Needless to say, much credit should be given to the thorough analysis of drama material, which Gytis usually presents to his actors along with the cultural and psychological background of a play. Lithuanian actress Nijolë Narmontaitë, who brilliantly played the role of Maria Callas in Gytis’s production of Terrence McNally’s “Master Class” (see pics and vids), and who fascinated Professor Richard Demarco, one of the organizers of the Edinburgh Theatre Festival, during his visit to Lithuania, says that the director helped her realize the underlying meaning of every line in the text. Viktoras Valađinas, yet another Lithuanian actor with extensive experience, once mentioned that Gytis Padegimas always gives a very precise blueprint of a future role – so that only minor adjustments remain.
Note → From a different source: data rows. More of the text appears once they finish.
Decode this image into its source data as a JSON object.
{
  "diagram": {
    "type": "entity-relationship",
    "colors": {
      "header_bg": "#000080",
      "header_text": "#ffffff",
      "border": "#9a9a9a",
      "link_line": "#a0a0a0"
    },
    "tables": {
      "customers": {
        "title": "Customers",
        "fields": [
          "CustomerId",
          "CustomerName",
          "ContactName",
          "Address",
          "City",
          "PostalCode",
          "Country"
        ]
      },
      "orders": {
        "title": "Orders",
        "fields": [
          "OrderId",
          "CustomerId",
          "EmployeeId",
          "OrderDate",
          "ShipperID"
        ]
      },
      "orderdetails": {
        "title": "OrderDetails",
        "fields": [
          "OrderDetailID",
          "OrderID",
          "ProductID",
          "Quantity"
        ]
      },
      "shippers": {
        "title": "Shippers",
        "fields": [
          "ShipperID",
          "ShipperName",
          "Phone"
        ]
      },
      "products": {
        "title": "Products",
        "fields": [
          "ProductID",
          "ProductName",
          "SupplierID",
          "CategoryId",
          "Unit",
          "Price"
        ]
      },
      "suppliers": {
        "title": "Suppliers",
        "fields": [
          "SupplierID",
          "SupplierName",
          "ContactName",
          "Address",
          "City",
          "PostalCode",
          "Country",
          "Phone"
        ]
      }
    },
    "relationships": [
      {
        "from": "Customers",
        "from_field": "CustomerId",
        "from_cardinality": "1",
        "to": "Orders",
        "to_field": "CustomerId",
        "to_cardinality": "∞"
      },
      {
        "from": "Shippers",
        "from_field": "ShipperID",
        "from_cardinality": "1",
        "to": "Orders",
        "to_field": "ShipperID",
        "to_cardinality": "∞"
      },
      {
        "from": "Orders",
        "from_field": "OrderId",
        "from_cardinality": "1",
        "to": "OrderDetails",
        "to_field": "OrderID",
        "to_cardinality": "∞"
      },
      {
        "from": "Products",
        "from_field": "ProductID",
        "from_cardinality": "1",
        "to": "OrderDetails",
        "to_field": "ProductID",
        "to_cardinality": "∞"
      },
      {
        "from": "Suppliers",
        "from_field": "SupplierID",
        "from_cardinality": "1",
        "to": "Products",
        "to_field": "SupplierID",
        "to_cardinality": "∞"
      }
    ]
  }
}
Many actors, who have played their “roles of a lifetime” in Gytis’s productions, claim they did not know how it happened – everything seemed to take place by itself, without any special effort on their part, as though the director took them by the hand and led them to the final destination. This was also mentioned by Fausta Laurinaitytë, actress at the Điauliai Drama Theatre, who played the legendary role of Julija Ţemaitë in Vidmantë Jasukaitytë’s “Ţemaitë,“ and by Inesa Paliulytë, who played Svetka Zaichik, the Natural Blonde in Markas Zingeris’s “Around the Fountain, or the Little Paris” at the Kaunas State Academic Drama Theatre (see pics and vids), and Regina Đaltenytë, who won the Best Actress Award for her role of Mag Folan (see pics and vids) in Martin McDonagh’s “The Beauty Queen of Leenane,” as well as by many others. Perhaps other actors who will work with Gytis Padegimas in the future can solve this mystery, or maybe it should stay the way it is – a mystery?


Elvyra Markevičiűtë, theatre critic. Translated by Aivaras Mockus.